* **WORK ORDER**: Could you restate the entries below word for word and leave the images out?

════

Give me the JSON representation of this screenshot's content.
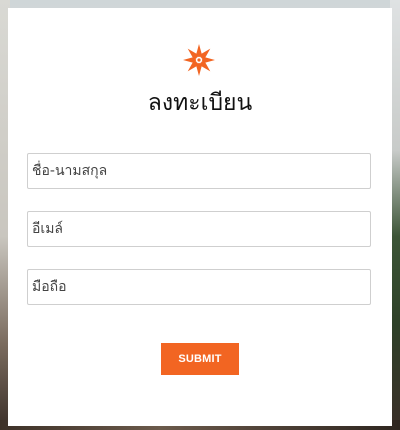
{
  "form": {
    "title": "ลงทะเบียน",
    "logo_icon": "orange-flower-star-icon",
    "accent_color": "#f26522",
    "fields": [
      {
        "placeholder": "ชื่อ-นามสกุล",
        "value": ""
      },
      {
        "placeholder": "อีเมล์",
        "value": ""
      },
      {
        "placeholder": "มือถือ",
        "value": ""
      }
    ],
    "submit_label": "SUBMIT"
  }
}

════

* **RESPONSE AREA**:
Give me the JSON representation of this screenshot's content.
{
  "form": {
    "title": "ลงทะเบียน",
    "logo_icon": "orange-flower-star-icon",
    "accent_color": "#f26522",
    "fields": [
      {
        "placeholder": "ชื่อ-นามสกุล",
        "value": ""
      },
      {
        "placeholder": "อีเมล์",
        "value": ""
      },
      {
        "placeholder": "มือถือ",
        "value": ""
      }
    ],
    "submit_label": "SUBMIT"
  }
}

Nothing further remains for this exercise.